10. Turn off the internet. Seriously. And good luck; it's easier typed than done.
9. Make a list of events that have to happen for the plot to wrap up. This gives you a sense of control. This is good.
8. If you're really stuck, throw in a new plot twist. This can really help when you're staring at the blank screen with "What happens next?" in an endless loop in your brain.
7. Start at the end and work backwards. This has worked for me in the past.
6. Bribe yourself with the promise of a reward when you finish. NOTE: think 'when' not 'if'.
5. Write those scenes you've been itching to write and worry about the order later.
4. Write those scenes which scare you to death. Writing them will bolster your confidence. WARNING: writing these scenes may also have you reaching for the nearest bottle. It's all good.
3. Since you know what your final word count should be (approximately) break the remainder down into not-too-frightening segments. 1,000 words isn't frightening, but the thought of 10,000 can be paralyzing.
2. Give yourself a deadline with real consequences if you don't reach it. Fear is a wonderful motivator.
1. Reach back into the distant mists of time and remember how you felt when you first started this project. Anything that made you feel like that excited deserves to be completed.
Great tips. I remember telling a writer friend who had only worked on magazine articles and was terrified at the enormity of writing a book to think of each chapter as a long feature story and not thing about THE BOOK.ReplyDelete
Elspeth - Thanks for these ideas. They really do make so much sense. I think the one I like best is breaking the project down into manageable bits. I'm one of those who only has small dollops of time in which to write, so for me, those tiny goals are much better than, "This month I'll finish the rest of the novel."ReplyDelete
Maryann; What a fantastic piece of advice! It makes the whole idea far less intimidating.ReplyDelete
Margot; A goal that requires only a few steps is far less scary than a goal that requires a marathon. Despite our best intentions, life does have a habit of intruding on our writing.
My daily goal is to finish a scene. I can usually do that. But I tried the out of order stuff and the edits were a nightmare. Never again. It's easier to plod forward with crap and fix it, but I can't hop around.ReplyDelete
Romance with a Twist--of Mystery
Terry; Each of us discovers what works for us. Remember, I always work from an outline, so writing scenes out of order isn't that big a deal to fix.ReplyDelete
great tips and like the others I like breaking the job down into smaller pieces. can't be short stories though - they scare me worse than novels! 7 & 5 have worked for me too. then my transitions get a bit choppy but I can smooth those out. yah, piece a cake!ReplyDelete

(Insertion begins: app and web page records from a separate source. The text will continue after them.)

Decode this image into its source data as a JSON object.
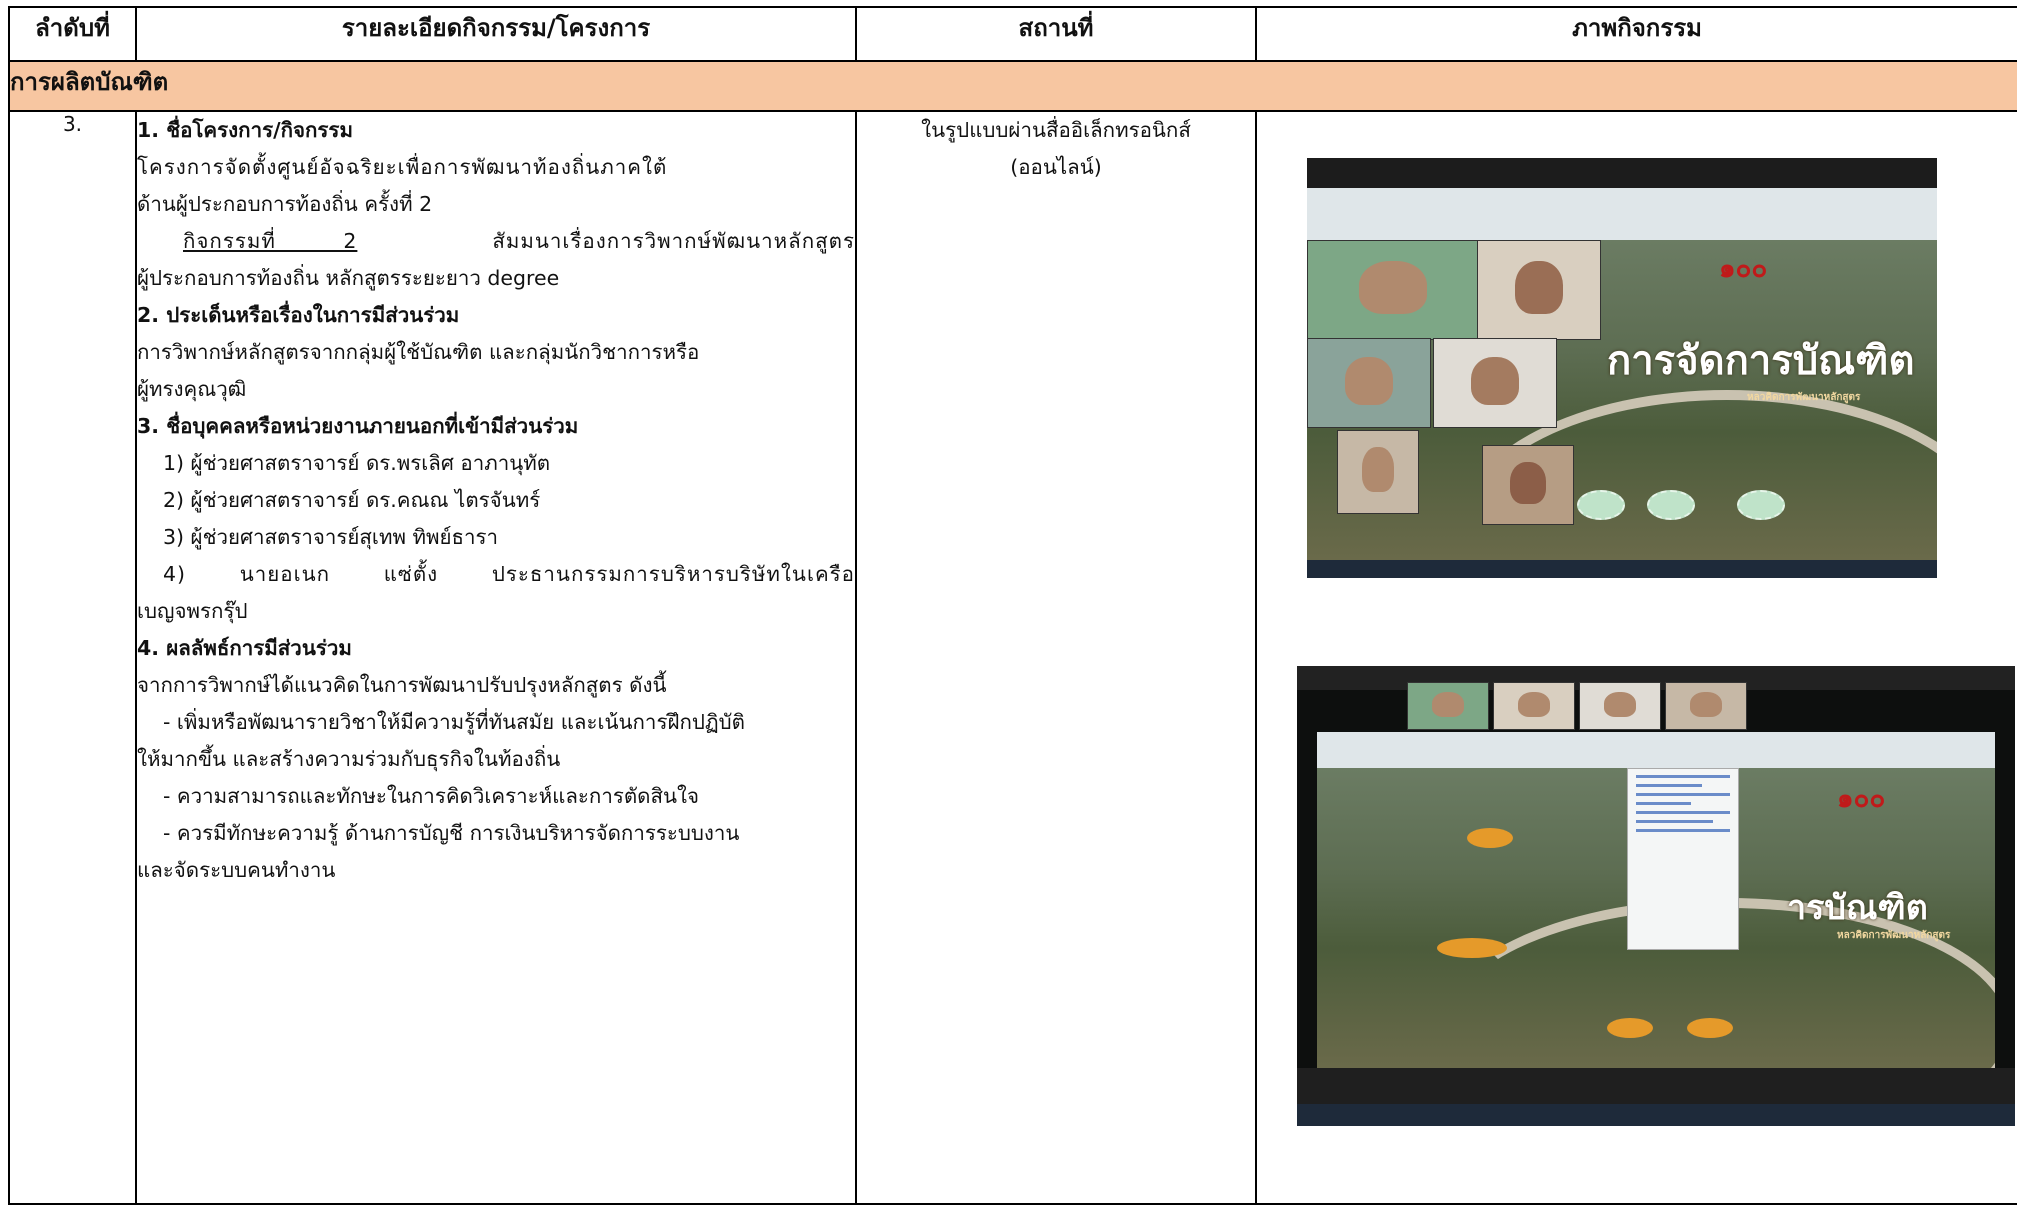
{
  "table": {
    "headers": [
      "ลำดับที่",
      "รายละเอียดกิจกรรม/โครงการ",
      "สถานที่",
      "ภาพกิจกรรม"
    ],
    "section_title": "การผลิตบัณฑิต",
    "row": {
      "number": "3.",
      "h1": "1. ชื่อโครงการ/กิจกรรม",
      "p1_line1": "โครงการจัดตั้งศูนย์อัจฉริยะเพื่อการพัฒนาท้องถิ่นภาคใต้",
      "p1_line2": "ด้านผู้ประกอบการท้องถิ่น ครั้งที่ 2",
      "activity_label": "กิจกรรมที่ 2",
      "activity_text": "สัมมนาเรื่องการวิพากษ์พัฒนาหลักสูตร",
      "activity_line2": "ผู้ประกอบการท้องถิ่น หลักสูตรระยะยาว degree",
      "h2": "2. ประเด็นหรือเรื่องในการมีส่วนร่วม",
      "p2_line1": "การวิพากษ์หลักสูตรจากกลุ่มผู้ใช้บัณฑิต และกลุ่มนักวิชาการหรือ",
      "p2_line2": "ผู้ทรงคุณวุฒิ",
      "h3": "3. ชื่อบุคคลหรือหน่วยงานภายนอกที่เข้ามีส่วนร่วม",
      "people": [
        "1) ผู้ช่วยศาสตราจารย์ ดร.พรเลิศ  อาภานุทัต",
        "2) ผู้ช่วยศาสตราจารย์ ดร.คณณ   ไตรจันทร์",
        "3) ผู้ช่วยศาสตราจารย์สุเทพ  ทิพย์ธารา",
        "4)   นายอเนก แซ่ตั้ง ประธานกรรมการบริหารบริษัทในเครือ"
      ],
      "people_line5": "เบญจพรกรุ๊ป",
      "h4": "4. ผลลัพธ์การมีส่วนร่วม",
      "p4_intro": "จากการวิพากษ์ได้แนวคิดในการพัฒนาปรับปรุงหลักสูตร ดังนี้",
      "results": [
        "- เพิ่มหรือพัฒนารายวิชาให้มีความรู้ที่ทันสมัย และเน้นการฝึกปฏิบัติ",
        "ให้มากขึ้น และสร้างความร่วมกับธุรกิจในท้องถิ่น",
        "- ความสามารถและทักษะในการคิดวิเคราะห์และการตัดสินใจ",
        "- ควรมีทักษะความรู้ ด้านการบัญชี การเงินบริหารจัดการระบบงาน",
        "และจัดระบบคนทำงาน"
      ],
      "location_line1": "ในรูปแบบผ่านสื่ออิเล็กทรอนิกส์",
      "location_line2": "(ออนไลน์)"
    }
  },
  "screenshots": {
    "shot1": {
      "slide_title": "การจัดการบัณฑิต",
      "slide_subtitle": "หลวคิดการพัฒนาหลักสูตร",
      "logo_text": "๑๐๐"
    },
    "shot2": {
      "slide_title": "ารบัณฑิต",
      "slide_subtitle": "หลวคิดการพัฒนาหลักสูตร",
      "logo_text": "๑๐๐"
    }
  },
  "colors": {
    "section_bg": "#f7c6a1",
    "border": "#000000"
  }
}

#8 and #9 really work for me.ReplyDelete
Jan; You go, girl!ReplyDelete
Carol; I think I like #9 best, simply because I like knowing I have a modicum of control.
Great tips...I like to switch the order of the scenes around and do find that really helpful.ReplyDelete
Really useful, practical tips. Will tweet to our followers.ReplyDelete
All the best
Elizabeth; It does make it easier sometimes, doesn't it?ReplyDelete
Iwritereadrate; Thank you very much; I really appreciate it.
I force myself to turn off the internet almost every time I sit down to write. And to eliminate another potential distraction, I have officially removed my Angry Birds and Plants vs. Zombies icons from my laptops screen. I won't play them if I have to look for them. It works for the easily distracted.ReplyDelete
Great list here, I'm going to link it on my weekly compilation links for writers post on my blog! :-)ReplyDelete